My question is how does JSF implementation find all classes annotated with @ManagedBean? Does it scan all of the classes in the class path? Or is there a way to actually "query" the JVM for the annotated classes?
Start by peeking around in
com.sun.faces.application.annotation.AnnotationManager in Mojarra sources. Note that this is not part of the API, but implementation-specific.
If you intend to use such tools for your own projects, I recommend using Google Reflections for this instead of homegrowing it.
Set<Class<?>> classes = reflections.getTypesAnnotatedWith(SomeAnnotation.class);
Update to clarify: to have JSF to load any annotated managed beans from a JAR file, you have to put a
/META-INF/faces-config.xml file in the JAR file. Just a JSF 2.0 compatible
<faces-config> declaration is sufficient to get the JSF scan the JAR file for any interesting annotated classes. If the
/META-INF/faces-config.xml file is not present in the JAR file, then JSF won't scan the JAR file to improve loading performance.

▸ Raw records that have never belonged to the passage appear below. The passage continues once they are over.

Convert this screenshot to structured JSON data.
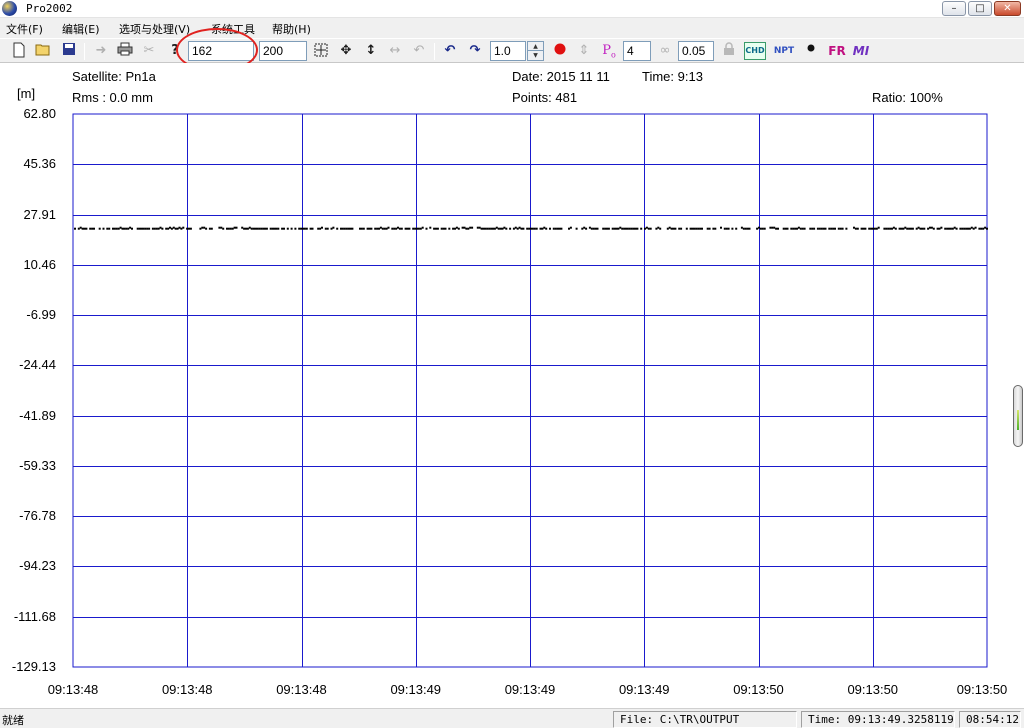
{
  "window": {
    "title": "Pro2002",
    "controls": {
      "minimize": "–",
      "maximize": "□",
      "close": "✕"
    }
  },
  "menu": [
    {
      "label": "文件(F)"
    },
    {
      "label": "编辑(E)"
    },
    {
      "label": "选项与处理(V)"
    },
    {
      "label": "系统工具"
    },
    {
      "label": "帮助(H)"
    }
  ],
  "toolbar": {
    "icons": {
      "new": "new-file-icon",
      "open": "open-folder-icon",
      "save": "save-icon",
      "forward": "arrow-right-icon",
      "print": "print-icon",
      "cut": "scissors-icon",
      "help": "help-icon",
      "zoom_fit": "zoom-fit-icon",
      "pan": "pan-icon",
      "vertical": "vertical-arrows-icon",
      "horizontal": "horizontal-arrows-icon",
      "undo": "undo-icon",
      "rotate_left": "rotate-left-icon",
      "rotate_right": "rotate-right-icon",
      "record": "record-dot-icon",
      "updown": "updown-icon",
      "poly": "polynomial-icon",
      "curve": "curve-icon",
      "lock": "lock-icon",
      "chd": "chd-icon",
      "npt": "npt-icon",
      "dot": "dot-icon",
      "fr": "fr-icon",
      "mi": "mi-icon"
    },
    "start_epoch": "162",
    "end_epoch": "200",
    "step": "1.0",
    "poly_label": "P",
    "poly_sub": "o",
    "order": "4",
    "threshold": "0.05",
    "chd_label": "CHD",
    "npt_label": "NPT",
    "fr_label": "FR",
    "mi_label": "MI"
  },
  "plot_info": {
    "satellite": "Satellite: Pn1a",
    "rms": "Rms :   0.0 mm",
    "date": "Date: 2015 11 11",
    "time": "Time:  9:13",
    "points": "Points:   481",
    "ratio": "Ratio: 100%",
    "unit": "[m]"
  },
  "chart_data": {
    "type": "scatter",
    "title": "",
    "xlabel": "",
    "ylabel": "[m]",
    "ylim": [
      -129.13,
      62.8
    ],
    "y_ticks": [
      "62.80",
      "45.36",
      "27.91",
      "10.46",
      "-6.99",
      "-24.44",
      "-41.89",
      "-59.33",
      "-76.78",
      "-94.23",
      "-111.68",
      "-129.13"
    ],
    "x_ticks": [
      "09:13:48",
      "09:13:48",
      "09:13:48",
      "09:13:49",
      "09:13:49",
      "09:13:49",
      "09:13:50",
      "09:13:50",
      "09:13:50"
    ],
    "grid": true,
    "series": [
      {
        "approx_value": 23.0,
        "point_count": 481
      }
    ],
    "colors": {
      "grid": "#1a1acd",
      "points": "#000000"
    }
  },
  "status": {
    "text": "就绪",
    "file": "File: C:\\TR\\OUTPUT",
    "time": "Time: 09:13:49.3258119",
    "clock": "08:54:12"
  }
}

Here's how a minimum JSF 2.0 compatible
faces-config.xml file can look like:
<?xml version="1.0" encoding="UTF-8"?>
Store it in the
META-INF folder of the JAR.
This is by the way described in chapter 11.4.2 of JSF 2.0 specification.
11.4.2 Application Startup Behavior
This algorithm provides considerable flexibility for developers that are assembling the components of a JSF-based web
application. For example, an application might include one or more custom UIComponent implementations, along with
associated Renderers, so it can declare them in an application resource named “/WEB-INF/faces-config.xml”
with no need to programmatically register them with Application instance. In addition, the application might choose
to include a component library (packaged as a JAR file) that includes a “META-INF/faces-config.xml” resource.
The existence of this resource causes components, renderers, and other JSF implementation classes that are stored in this
library JAR file to be automatically registered, with no action required by the application.